# About this task
Leaving the pictures aside, reproduce the data in full and word for word.
=== Dataset entries ===
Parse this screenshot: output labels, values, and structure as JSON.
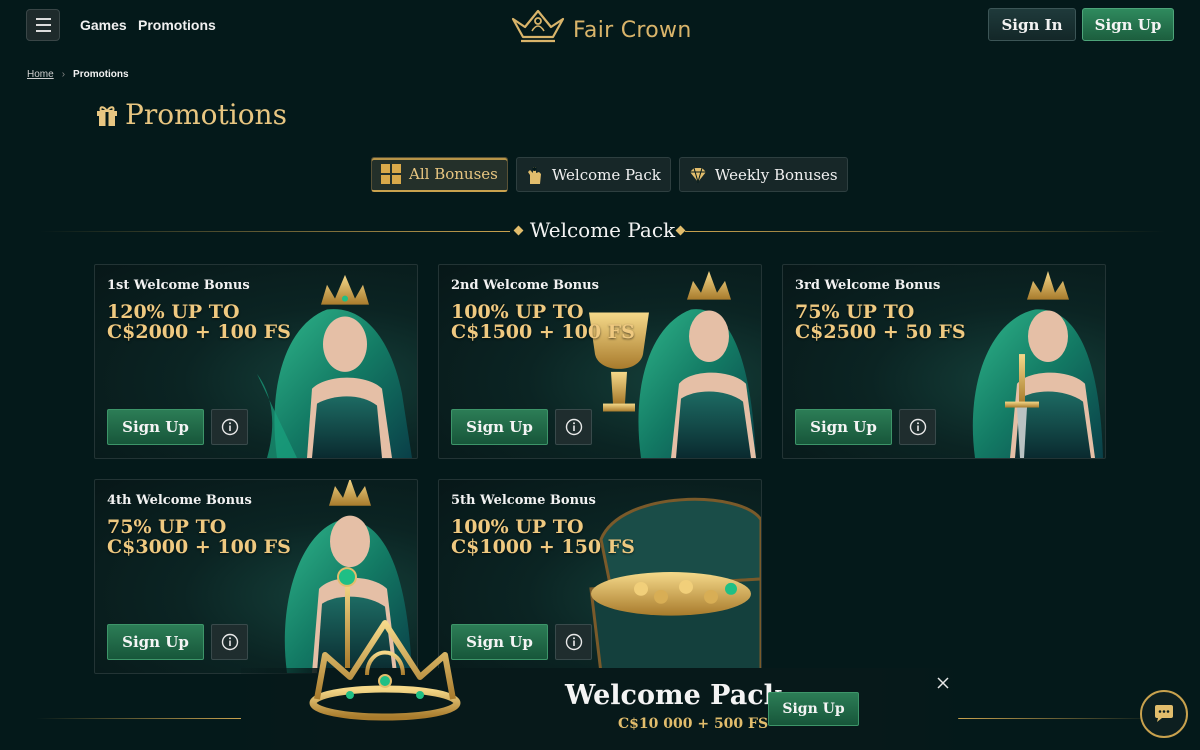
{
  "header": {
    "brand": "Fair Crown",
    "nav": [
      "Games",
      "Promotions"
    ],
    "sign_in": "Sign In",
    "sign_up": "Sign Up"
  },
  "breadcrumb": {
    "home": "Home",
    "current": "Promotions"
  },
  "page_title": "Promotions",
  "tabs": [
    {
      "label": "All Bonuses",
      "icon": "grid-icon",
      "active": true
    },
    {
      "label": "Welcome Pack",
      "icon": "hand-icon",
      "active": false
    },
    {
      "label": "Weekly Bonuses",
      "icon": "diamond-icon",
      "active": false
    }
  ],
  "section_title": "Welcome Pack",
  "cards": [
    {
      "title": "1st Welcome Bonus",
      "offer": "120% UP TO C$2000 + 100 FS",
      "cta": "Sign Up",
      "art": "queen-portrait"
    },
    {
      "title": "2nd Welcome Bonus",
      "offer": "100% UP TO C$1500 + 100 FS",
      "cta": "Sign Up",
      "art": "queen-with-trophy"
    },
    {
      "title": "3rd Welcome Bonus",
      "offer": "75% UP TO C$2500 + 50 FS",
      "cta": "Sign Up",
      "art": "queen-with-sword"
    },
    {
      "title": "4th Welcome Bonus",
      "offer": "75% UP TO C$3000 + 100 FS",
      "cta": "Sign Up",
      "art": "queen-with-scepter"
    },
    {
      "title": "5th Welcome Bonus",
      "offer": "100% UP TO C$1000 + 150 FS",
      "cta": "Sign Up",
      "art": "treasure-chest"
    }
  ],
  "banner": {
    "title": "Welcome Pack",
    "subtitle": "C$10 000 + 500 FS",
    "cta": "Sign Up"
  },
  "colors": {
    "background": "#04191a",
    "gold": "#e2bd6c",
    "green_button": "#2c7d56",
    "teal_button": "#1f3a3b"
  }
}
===
# Problem solution
Parse this screenshot: output labels, values, and structure as JSON.
{
  "header": {
    "brand": "Fair Crown",
    "nav": [
      "Games",
      "Promotions"
    ],
    "sign_in": "Sign In",
    "sign_up": "Sign Up"
  },
  "breadcrumb": {
    "home": "Home",
    "current": "Promotions"
  },
  "page_title": "Promotions",
  "tabs": [
    {
      "label": "All Bonuses",
      "icon": "grid-icon",
      "active": true
    },
    {
      "label": "Welcome Pack",
      "icon": "hand-icon",
      "active": false
    },
    {
      "label": "Weekly Bonuses",
      "icon": "diamond-icon",
      "active": false
    }
  ],
  "section_title": "Welcome Pack",
  "cards": [
    {
      "title": "1st Welcome Bonus",
      "offer": "120% UP TO C$2000 + 100 FS",
      "cta": "Sign Up",
      "art": "queen-portrait"
    },
    {
      "title": "2nd Welcome Bonus",
      "offer": "100% UP TO C$1500 + 100 FS",
      "cta": "Sign Up",
      "art": "queen-with-trophy"
    },
    {
      "title": "3rd Welcome Bonus",
      "offer": "75% UP TO C$2500 + 50 FS",
      "cta": "Sign Up",
      "art": "queen-with-sword"
    },
    {
      "title": "4th Welcome Bonus",
      "offer": "75% UP TO C$3000 + 100 FS",
      "cta": "Sign Up",
      "art": "queen-with-scepter"
    },
    {
      "title": "5th Welcome Bonus",
      "offer": "100% UP TO C$1000 + 150 FS",
      "cta": "Sign Up",
      "art": "treasure-chest"
    }
  ],
  "banner": {
    "title": "Welcome Pack",
    "subtitle": "C$10 000 + 500 FS",
    "cta": "Sign Up"
  },
  "colors": {
    "background": "#04191a",
    "gold": "#e2bd6c",
    "green_button": "#2c7d56",
    "teal_button": "#1f3a3b"
  }
}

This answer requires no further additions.